The King: The Eternal Monarch. Lee Minho from Boys over Flowers plays another standoffish dude with enough money and power to make the Pharaohs of Old weep who also doesn’t understand women. It’s about a King from a parallel universe in which Korea is a constitutional monarchy who was once saved by someone from this universe from an evil Uncle who tried to kill him and steal a magic stick. That’s the worst description ever if I’m trying to sell you on it. We’re only five episodes into this (it comes out on Fridays), so I don’t know that I am. The love interest and her friends in this universe are great. I would watch a show just about them. I’m not sold on stuffy King. But, I wasn’t sold on Gu Joon Pyo, either, so we’ll see about this one.
Prison Playbook. Pitcher about to move to the States to join an MLB team is sentenced to a year of Prison after he beats a man nearly to death for attempting to assault his sister.
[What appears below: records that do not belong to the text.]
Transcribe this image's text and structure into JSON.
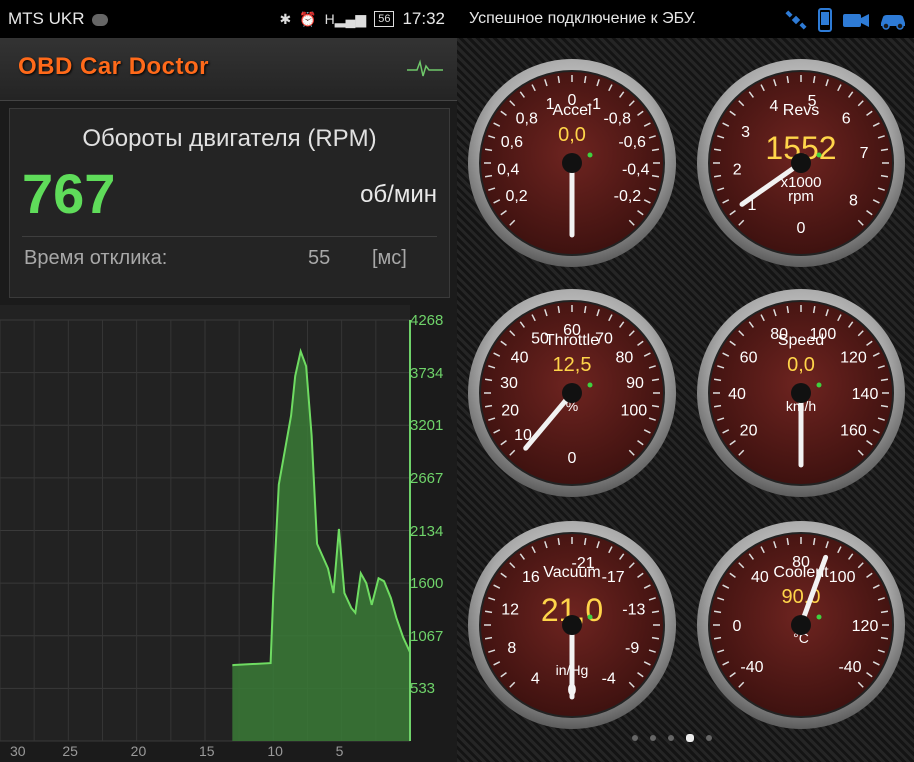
{
  "statusbar_left": {
    "carrier": "MTS UKR",
    "signal": "H",
    "battery": "56",
    "time": "17:32"
  },
  "app": {
    "title": "OBD Car Doctor"
  },
  "rpm_card": {
    "parameter_name": "Обороты двигателя (RPM)",
    "value": "767",
    "unit": "об/мин",
    "response_label": "Время отклика:",
    "response_value": "55",
    "response_unit": "[мс]"
  },
  "graph": {
    "y_ticks": [
      "4268",
      "3734",
      "3201",
      "2667",
      "2134",
      "1600",
      "1067",
      "533"
    ],
    "x_ticks": [
      "30",
      "25",
      "20",
      "15",
      "10",
      "5"
    ],
    "line_color": "#6fdc62",
    "fill_color": "#3a7a36",
    "ymax": 4268
  },
  "chart_data": {
    "type": "area",
    "x": [
      13.0,
      12.9,
      10.2,
      10.0,
      9.6,
      8.7,
      8.4,
      8.0,
      7.6,
      7.2,
      6.8,
      6.0,
      5.6,
      5.2,
      4.8,
      4.3,
      4.0,
      3.6,
      3.2,
      2.8,
      2.3,
      1.9,
      1.4,
      1.0,
      0.5,
      0.0
    ],
    "y": [
      767,
      770,
      790,
      1500,
      2600,
      3300,
      3700,
      3950,
      3800,
      3100,
      2000,
      1750,
      1500,
      2150,
      1500,
      1350,
      1300,
      1700,
      1600,
      1380,
      1650,
      1620,
      1450,
      1250,
      1050,
      900
    ],
    "xlim": [
      30,
      0
    ],
    "ylim": [
      0,
      4268
    ],
    "grid": true
  },
  "statusbar_right": {
    "connection_text": "Успешное подключение к ЭБУ."
  },
  "gauges": [
    {
      "label": "Accel",
      "value": "0,0",
      "ticks": [
        "0,2",
        "0,4",
        "0,6",
        "0,8",
        "1",
        "0",
        "-1",
        "-0,8",
        "-0,6",
        "-0,4",
        "-0,2"
      ]
    },
    {
      "label": "Revs",
      "value": "1552",
      "sublabel_1": "x1000",
      "sublabel_2": "rpm",
      "ticks": [
        "1",
        "2",
        "3",
        "4",
        "5",
        "6",
        "7",
        "8",
        "0"
      ]
    },
    {
      "label": "Throttle",
      "value": "12,5",
      "unit": "%",
      "ticks": [
        "10",
        "20",
        "30",
        "40",
        "50",
        "60",
        "70",
        "80",
        "90",
        "100",
        "0"
      ]
    },
    {
      "label": "Speed",
      "value": "0,0",
      "unit": "km/h",
      "ticks": [
        "20",
        "40",
        "60",
        "80",
        "100",
        "120",
        "140",
        "160"
      ]
    },
    {
      "label": "Vacuum",
      "value": "21,0",
      "unit": "in/Hg",
      "ticks": [
        "4",
        "8",
        "12",
        "16",
        "-21",
        "-17",
        "-13",
        "-9",
        "-4",
        "0"
      ]
    },
    {
      "label": "Coolent",
      "value": "90,0",
      "unit": "°C",
      "ticks": [
        "-40",
        "0",
        "40",
        "80",
        "100",
        "120",
        "-40"
      ]
    }
  ],
  "colors": {
    "face": "#5a1c18",
    "needle": "#f2f2f2",
    "rpm_green": "#5fdc5a",
    "title_orange": "#ff6a1a",
    "value_yellow": "#ffd54a"
  }
}
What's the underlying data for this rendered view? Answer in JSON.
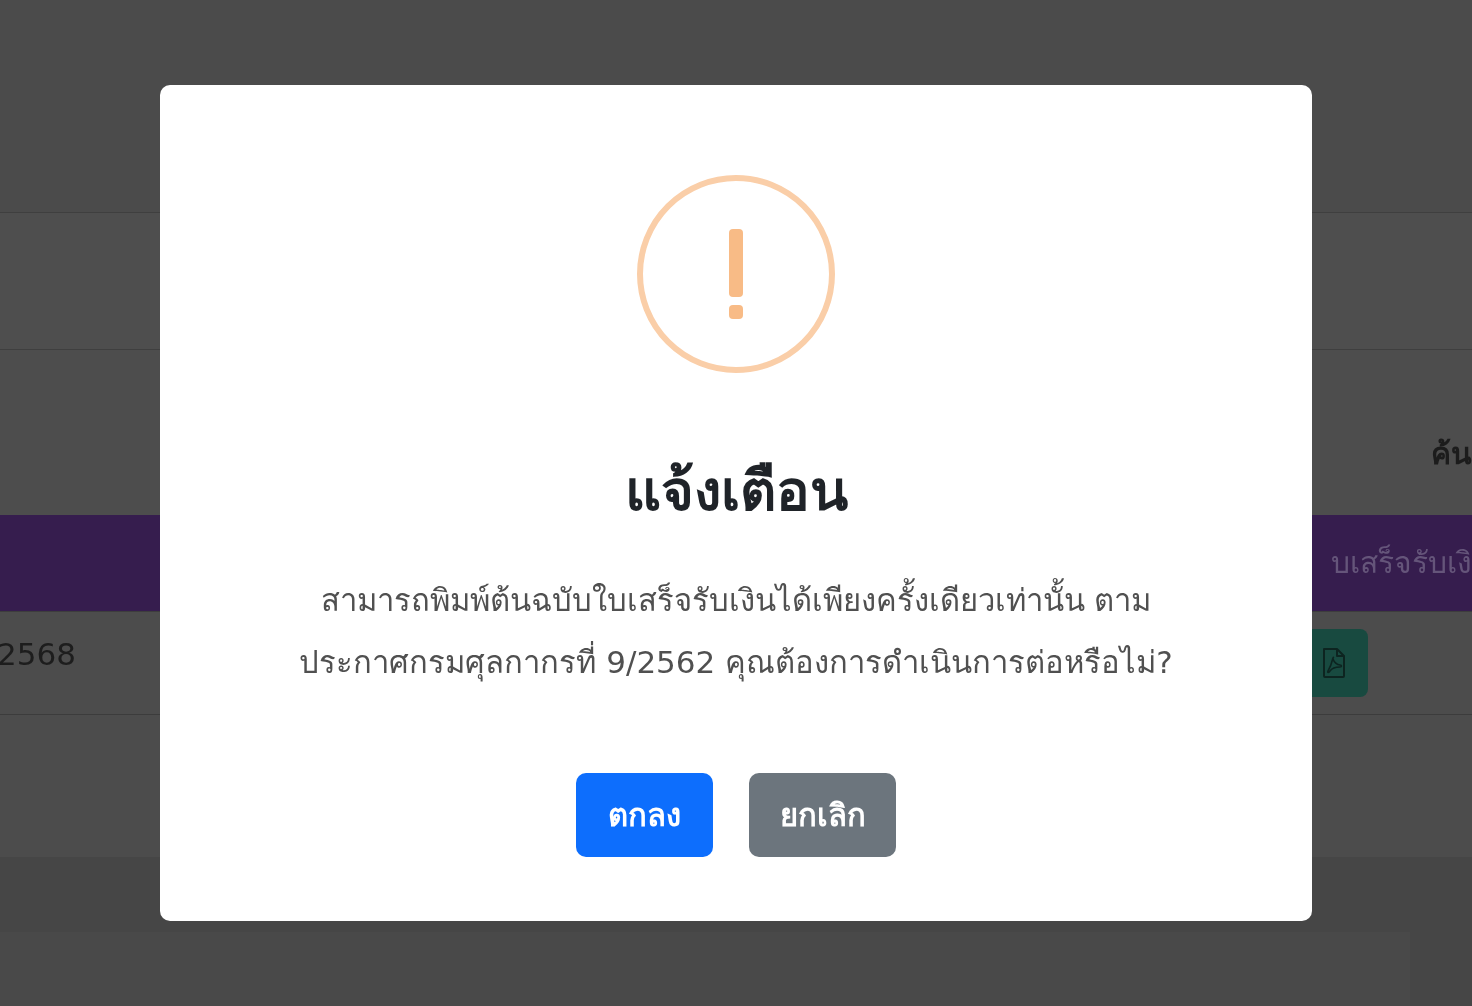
{
  "background": {
    "search_label": "ค้น",
    "table_header": "บเสร็จรับเงิ",
    "row_cell": "2568",
    "row_action": {
      "kind": "pdf"
    }
  },
  "dialog": {
    "kind": "warning",
    "title": "แจ้งเตือน",
    "message_lines": [
      "สามารถพิมพ์ต้นฉบับใบเสร็จรับเงินได้เพียงครั้งเดียวเท่านั้น ตาม",
      "ประกาศกรมศุลกากรที่ 9/2562 คุณต้องการดำเนินการต่อหรือไม่?"
    ],
    "buttons": [
      {
        "label": "ตกลง",
        "kind": "confirm"
      },
      {
        "label": "ยกเลิก",
        "kind": "cancel"
      }
    ]
  }
}
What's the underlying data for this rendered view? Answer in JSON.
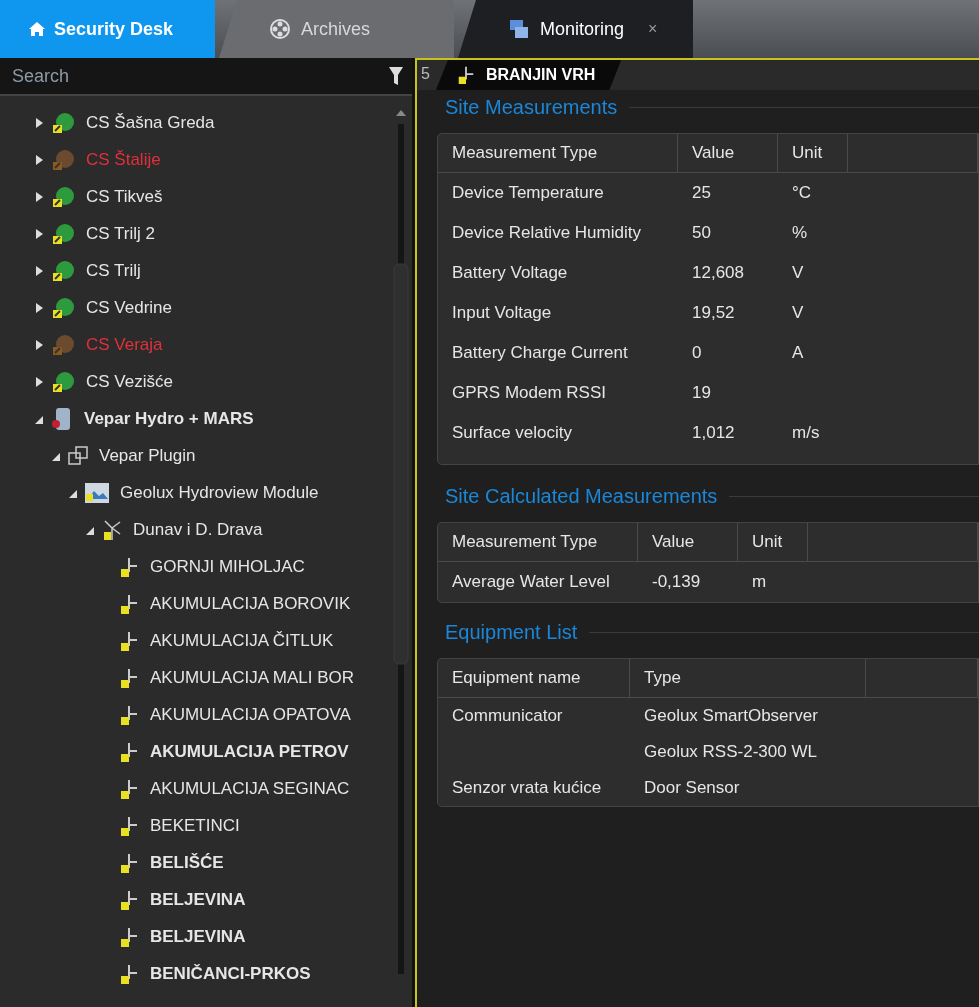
{
  "home_button": {
    "label": "Security Desk"
  },
  "tabs": [
    {
      "label": "Archives",
      "selected": false,
      "closable": false
    },
    {
      "label": "Monitoring",
      "selected": true,
      "closable": true
    }
  ],
  "close_glyph": "×",
  "search": {
    "placeholder": "Search"
  },
  "tree": [
    {
      "label": "CS Šašna Greda",
      "kind": "station",
      "offline": false,
      "bold": false,
      "expanded": false
    },
    {
      "label": "CS Štalije",
      "kind": "station",
      "offline": true,
      "bold": false,
      "expanded": false
    },
    {
      "label": "CS Tikveš",
      "kind": "station",
      "offline": false,
      "bold": false,
      "expanded": false
    },
    {
      "label": "CS Trilj 2",
      "kind": "station",
      "offline": false,
      "bold": false,
      "expanded": false
    },
    {
      "label": "CS Trilj",
      "kind": "station",
      "offline": false,
      "bold": false,
      "expanded": false
    },
    {
      "label": "CS Vedrine",
      "kind": "station",
      "offline": false,
      "bold": false,
      "expanded": false
    },
    {
      "label": "CS Veraja",
      "kind": "station",
      "offline": true,
      "bold": false,
      "expanded": false
    },
    {
      "label": "CS Vezišće",
      "kind": "station",
      "offline": false,
      "bold": false,
      "expanded": false
    },
    {
      "label": "Vepar Hydro + MARS",
      "kind": "server",
      "offline": false,
      "bold": true,
      "expanded": true,
      "children": [
        {
          "label": "Vepar Plugin",
          "kind": "plugin",
          "offline": false,
          "bold": false,
          "expanded": true,
          "children": [
            {
              "label": "Geolux Hydroview Module",
              "kind": "module",
              "offline": false,
              "bold": false,
              "expanded": true,
              "children": [
                {
                  "label": "Dunav i D. Drava",
                  "kind": "area",
                  "offline": false,
                  "bold": false,
                  "expanded": true,
                  "children": [
                    {
                      "label": "GORNJI MIHOLJAC",
                      "kind": "site",
                      "offline": false,
                      "bold": false
                    },
                    {
                      "label": "AKUMULACIJA BOROVIK",
                      "kind": "site",
                      "offline": false,
                      "bold": false
                    },
                    {
                      "label": "AKUMULACIJA ČITLUK",
                      "kind": "site",
                      "offline": false,
                      "bold": false
                    },
                    {
                      "label": "AKUMULACIJA MALI BOR",
                      "kind": "site",
                      "offline": false,
                      "bold": false
                    },
                    {
                      "label": "AKUMULACIJA OPATOVA",
                      "kind": "site",
                      "offline": false,
                      "bold": false
                    },
                    {
                      "label": "AKUMULACIJA PETROV",
                      "kind": "site",
                      "offline": false,
                      "bold": true
                    },
                    {
                      "label": "AKUMULACIJA SEGINAC",
                      "kind": "site",
                      "offline": false,
                      "bold": false
                    },
                    {
                      "label": "BEKETINCI",
                      "kind": "site",
                      "offline": false,
                      "bold": false
                    },
                    {
                      "label": "BELIŠĆE",
                      "kind": "site",
                      "offline": false,
                      "bold": true
                    },
                    {
                      "label": "BELJEVINA",
                      "kind": "site",
                      "offline": false,
                      "bold": true
                    },
                    {
                      "label": "BELJEVINA",
                      "kind": "site",
                      "offline": false,
                      "bold": true
                    },
                    {
                      "label": "BENIČANCI-PRKOS",
                      "kind": "site",
                      "offline": false,
                      "bold": true
                    }
                  ]
                }
              ]
            }
          ]
        }
      ]
    }
  ],
  "monitor": {
    "tile_number": "5",
    "tile_title": "BRANJIN VRH",
    "site_measurements": {
      "title": "Site Measurements",
      "columns": [
        "Measurement Type",
        "Value",
        "Unit"
      ],
      "rows": [
        {
          "type": "Device Temperature",
          "value": "25",
          "unit": "°C"
        },
        {
          "type": "Device Relative Humidity",
          "value": "50",
          "unit": "%"
        },
        {
          "type": "Battery Voltage",
          "value": "12,608",
          "unit": "V"
        },
        {
          "type": "Input Voltage",
          "value": "19,52",
          "unit": "V"
        },
        {
          "type": "Battery Charge Current",
          "value": "0",
          "unit": "A"
        },
        {
          "type": "GPRS Modem RSSI",
          "value": "19"
        },
        {
          "type": "Surface velocity",
          "value": "1,012",
          "unit": "m/s"
        }
      ]
    },
    "calculated_measurements": {
      "title": "Site Calculated Measurements",
      "columns": [
        "Measurement Type",
        "Value",
        "Unit"
      ],
      "rows": [
        {
          "type": "Average Water Level",
          "value": "-0,139",
          "unit": "m"
        }
      ]
    },
    "equipment": {
      "title": "Equipment List",
      "columns": [
        "Equipment name",
        "Type"
      ],
      "rows": [
        {
          "name": "Communicator",
          "type": "Geolux SmartObserver"
        },
        {
          "type": "Geolux RSS-2-300 WL"
        },
        {
          "name": "Senzor vrata kućice",
          "type": "Door Sensor"
        }
      ]
    }
  }
}
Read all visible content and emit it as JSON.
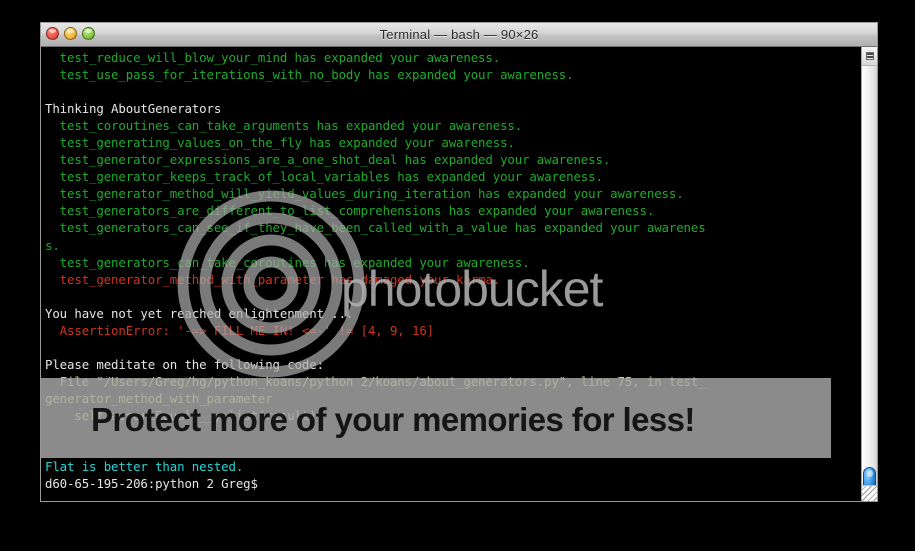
{
  "window": {
    "title": "Terminal — bash — 90×26",
    "controls": [
      {
        "name": "close",
        "color": "#e8503f"
      },
      {
        "name": "minimize",
        "color": "#f0b32f"
      },
      {
        "name": "zoom",
        "color": "#7fc240"
      }
    ]
  },
  "colors": {
    "green": "#1faa2d",
    "red": "#d0341e",
    "white": "#e6e6e6",
    "yellow": "#d6cc70",
    "cyan": "#26d6d6",
    "background": "#000000",
    "watermark_gray": "#aaaaaa"
  },
  "terminal": {
    "lines": [
      {
        "text": "  test_reduce_will_blow_your_mind has expanded your awareness.",
        "color": "green"
      },
      {
        "text": "  test_use_pass_for_iterations_with_no_body has expanded your awareness.",
        "color": "green"
      },
      {
        "text": "",
        "color": "white"
      },
      {
        "text": "Thinking AboutGenerators",
        "color": "white"
      },
      {
        "text": "  test_coroutines_can_take_arguments has expanded your awareness.",
        "color": "green"
      },
      {
        "text": "  test_generating_values_on_the_fly has expanded your awareness.",
        "color": "green"
      },
      {
        "text": "  test_generator_expressions_are_a_one_shot_deal has expanded your awareness.",
        "color": "green"
      },
      {
        "text": "  test_generator_keeps_track_of_local_variables has expanded your awareness.",
        "color": "green"
      },
      {
        "text": "  test_generator_method_will_yield_values_during_iteration has expanded your awareness.",
        "color": "green"
      },
      {
        "text": "  test_generators_are_different_to_list_comprehensions has expanded your awareness.",
        "color": "green"
      },
      {
        "text": "  test_generators_can_see_if_they_have_been_called_with_a_value has expanded your awarenes",
        "color": "green"
      },
      {
        "text": "s.",
        "color": "green"
      },
      {
        "text": "  test_generators_can_take_coroutines has expanded your awareness.",
        "color": "green"
      },
      {
        "text": "  test_generator_method_with_parameter has damaged your karma.",
        "color": "red"
      },
      {
        "text": "",
        "color": "white"
      },
      {
        "text": "You have not yet reached enlightenment ...",
        "color": "white"
      },
      {
        "text": "  AssertionError: '-=> FILL ME IN! <=-' != [4, 9, 16]",
        "color": "red"
      },
      {
        "text": "",
        "color": "white"
      },
      {
        "text": "Please meditate on the following code:",
        "color": "white"
      },
      {
        "text": "  File \"/Users/Greg/hg/python_koans/python 2/koans/about_generators.py\", line 75, in test_",
        "color": "yellow"
      },
      {
        "text": "generator_method_with_parameter",
        "color": "yellow"
      },
      {
        "text": "    self.assertEqual(__, list(result))",
        "color": "yellow"
      },
      {
        "text": "",
        "color": "white"
      },
      {
        "text": "",
        "color": "white"
      },
      {
        "text": "Flat is better than nested.",
        "color": "cyan"
      },
      {
        "text": "d60-65-195-206:python 2 Greg$",
        "color": "white"
      }
    ]
  },
  "watermark": {
    "brand": "photobucket",
    "tagline": "Protect more of your memories for less!"
  },
  "scrollbar": {
    "top_button": "scroll-mode-button",
    "up_arrow": "▲",
    "down_arrow": "▼"
  }
}
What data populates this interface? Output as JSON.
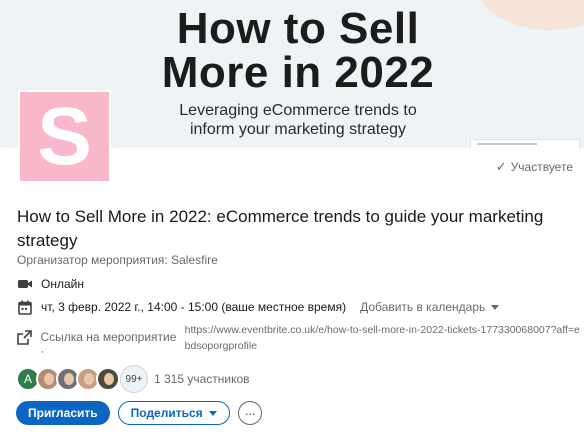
{
  "banner": {
    "title_line1": "How to Sell",
    "title_line2": "More in 2022",
    "subtitle_line1": "Leveraging eCommerce trends to",
    "subtitle_line2": "inform your marketing strategy"
  },
  "logo": {
    "letter": "S",
    "color": "#f9b8c9"
  },
  "status": {
    "attending_label": "Участвуете"
  },
  "event": {
    "title": "How to Sell More in 2022: eCommerce trends to guide your marketing strategy",
    "organizer_prefix": "Организатор мероприятия:",
    "organizer_name": "Salesfire",
    "format": "Онлайн",
    "datetime": "чт, 3 февр. 2022 г., 14:00 - 15:00 (ваше местное время)",
    "add_to_calendar": "Добавить в календарь",
    "link_label": "Ссылка на мероприятие ·",
    "link_url": "https://www.eventbrite.co.uk/e/how-to-sell-more-in-2022-tickets-177330068007?aff=ebdsoporgprofile"
  },
  "attendees": {
    "first_avatar_initial": "A",
    "more_badge": "99+",
    "count_text": "1 315 участников"
  },
  "actions": {
    "invite_label": "Пригласить",
    "share_label": "Поделиться",
    "more_label": "···"
  },
  "colors": {
    "accent": "#0a66c2",
    "banner_bg": "#eef3f6"
  }
}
Aside from using the Tragic-Things-Happen-to-Lady-Family-Member-as-Main-Character-Motivation trope, I’m enjoying this so far. The other folks in prison are entertaining and likable. The guards are a mix of good and effing awful. There are some cute romantic subplots. And, dear god to I miss baseball. In the alternate universe in which there is no Coronavirus, in three weeks, Beth and I would have been seeing a baseball game together. Now, we’re settling for baseball-adjacent fiction. It’s made by the same people who did Hospital Playlist, and so a fair number of the actors overlap. Fair warning, though: go into this one knowing the episodes are about an hour and half each, sometimes longer.
We’ve also been watching episodes of Community, Kim’s Convenience, and I’ve been trying to get Beth into Letterkenny.
So, that’s what we’re up to. What have you been doing with your time? Got any netflix recs for us? Book recs? Game recs? (No puzzles, though, Beth might fly to Nevada just to murder me if I make her do another puzzle.)
Continuing on with my reading of brutal texts while self-isolating, I finally got off the wait-list at the library for this book and decided to go ahead and go for it. This is about news agencies, like NBC, catching news stories about sexual harassment, sexual assault, and rape and keeping them from coming out. If you know about Harvey Weinstein and wondered how he could have gotten away with hurting so many people, this is a read for you.
But, it is not an easy read. (Or an easy listen. The audiobook actually contains a segment of a police sting recording.) This book was really upsetting. But, it is really good that we are talking about the structures that protect people in power and allow them to hurt others. Now we just have to change the structures. Ha. Just. No big deal.